INPUT MATERIAL START
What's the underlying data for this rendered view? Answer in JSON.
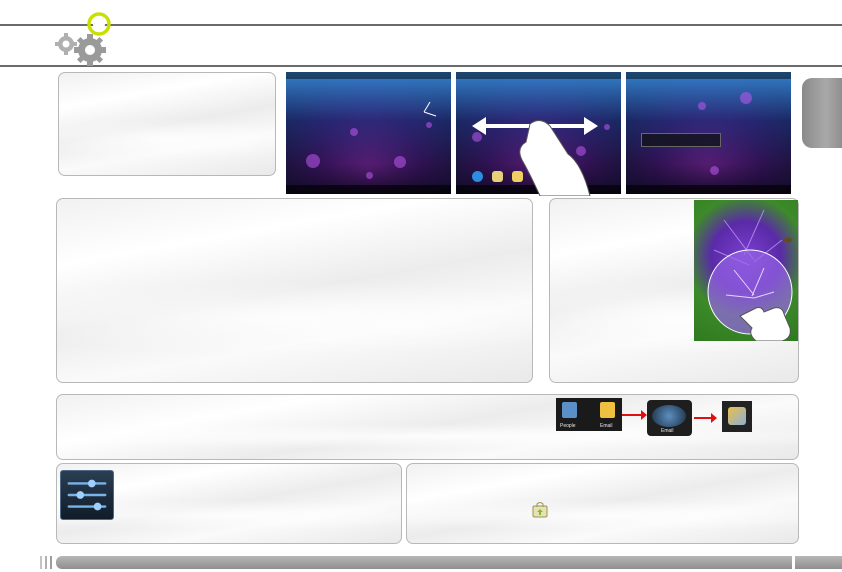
{
  "header": {
    "icon": "settings-gears-icon",
    "accent_color": "#c8e000"
  },
  "screenshots": {
    "swipe_hint_icon": "hand-swipe-icon",
    "lock_screen_icon": "lock-ring-icon"
  },
  "photo": {
    "subject_icon": "allium-flower-photo",
    "gesture_icon": "pinch-hand-icon"
  },
  "apps_strip": {
    "group_before": [
      {
        "label": "People"
      },
      {
        "label": "Email"
      }
    ],
    "folder_label": "Email",
    "arrow_color": "#e01010"
  },
  "settings": {
    "icon": "settings-sliders-icon"
  },
  "market": {
    "icon": "market-bag-icon"
  }
}
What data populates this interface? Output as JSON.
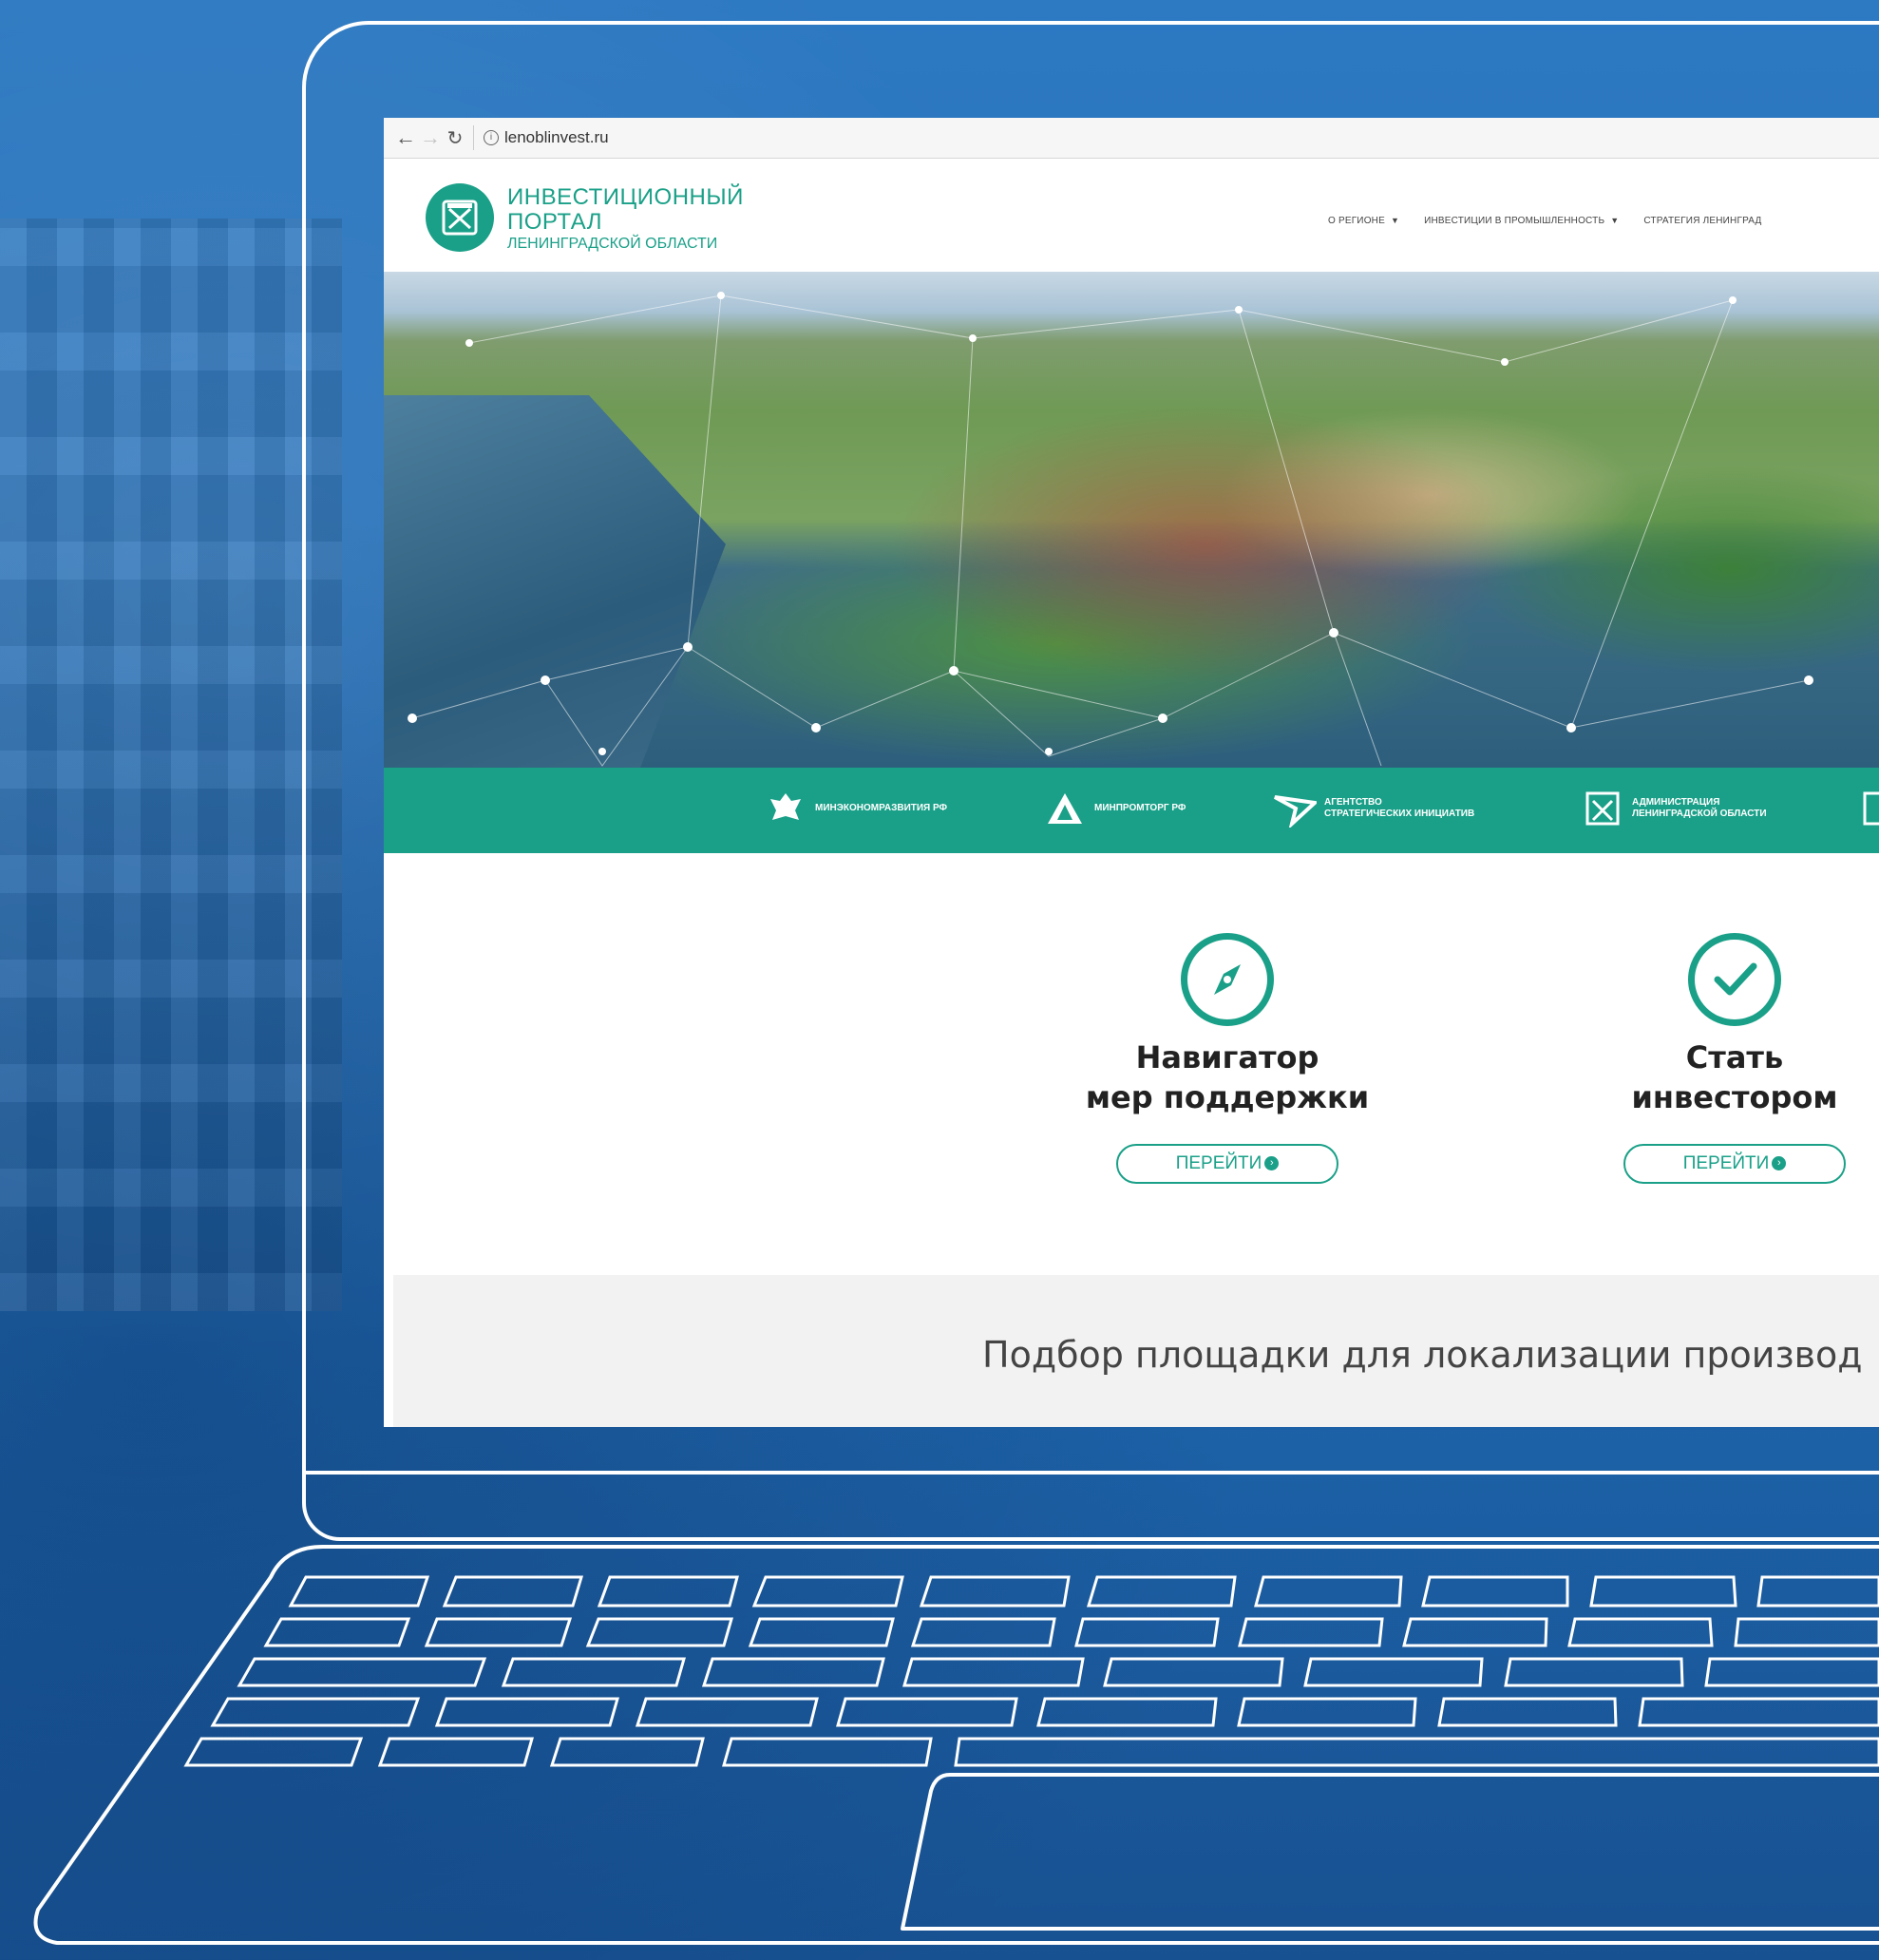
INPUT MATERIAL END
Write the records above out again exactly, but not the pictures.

- [RESPONSE BELOW]:
What's the underlying data for this rendered view? Answer in JSON.
{
  "header": {
    "icon": "settings-gears-icon",
    "accent_color": "#c8e000"
  },
  "screenshots": {
    "swipe_hint_icon": "hand-swipe-icon",
    "lock_screen_icon": "lock-ring-icon"
  },
  "photo": {
    "subject_icon": "allium-flower-photo",
    "gesture_icon": "pinch-hand-icon"
  },
  "apps_strip": {
    "group_before": [
      {
        "label": "People"
      },
      {
        "label": "Email"
      }
    ],
    "folder_label": "Email",
    "arrow_color": "#e01010"
  },
  "settings": {
    "icon": "settings-sliders-icon"
  },
  "market": {
    "icon": "market-bag-icon"
  }
}
What data populates this interface? Output as JSON.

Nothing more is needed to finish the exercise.